▸ **Material for the task**

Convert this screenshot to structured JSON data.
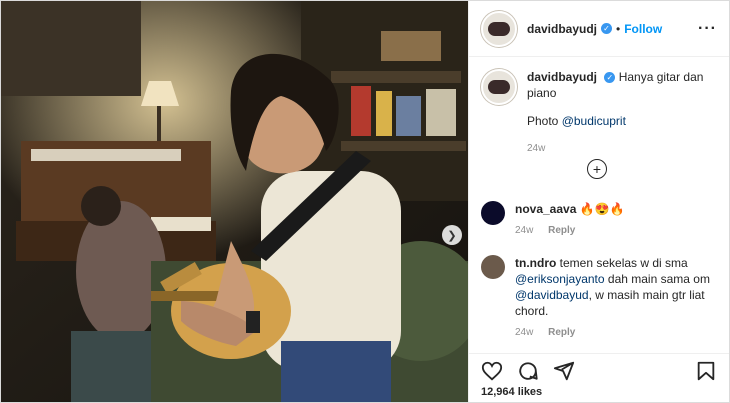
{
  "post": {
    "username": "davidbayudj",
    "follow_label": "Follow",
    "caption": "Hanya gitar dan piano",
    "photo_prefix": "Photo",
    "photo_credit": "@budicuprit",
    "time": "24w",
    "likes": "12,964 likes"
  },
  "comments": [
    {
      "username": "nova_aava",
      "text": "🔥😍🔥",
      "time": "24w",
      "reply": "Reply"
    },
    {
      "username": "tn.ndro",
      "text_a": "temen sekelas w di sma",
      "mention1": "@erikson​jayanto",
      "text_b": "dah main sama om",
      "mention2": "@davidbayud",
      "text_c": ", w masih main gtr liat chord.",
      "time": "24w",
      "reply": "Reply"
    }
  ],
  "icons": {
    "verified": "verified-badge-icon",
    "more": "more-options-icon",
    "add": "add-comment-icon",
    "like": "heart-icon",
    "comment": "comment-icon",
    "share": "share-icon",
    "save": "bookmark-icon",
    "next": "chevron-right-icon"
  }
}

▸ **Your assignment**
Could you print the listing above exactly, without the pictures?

▸ **Response for this exercise**
Convert this screenshot to structured JSON data.
{
  "post": {
    "username": "davidbayudj",
    "follow_label": "Follow",
    "caption": "Hanya gitar dan piano",
    "photo_prefix": "Photo",
    "photo_credit": "@budicuprit",
    "time": "24w",
    "likes": "12,964 likes"
  },
  "comments": [
    {
      "username": "nova_aava",
      "text": "🔥😍🔥",
      "time": "24w",
      "reply": "Reply"
    },
    {
      "username": "tn.ndro",
      "text_a": "temen sekelas w di sma",
      "mention1": "@erikson​jayanto",
      "text_b": "dah main sama om",
      "mention2": "@davidbayud",
      "text_c": ", w masih main gtr liat chord.",
      "time": "24w",
      "reply": "Reply"
    }
  ],
  "icons": {
    "verified": "verified-badge-icon",
    "more": "more-options-icon",
    "add": "add-comment-icon",
    "like": "heart-icon",
    "comment": "comment-icon",
    "share": "share-icon",
    "save": "bookmark-icon",
    "next": "chevron-right-icon"
  }
}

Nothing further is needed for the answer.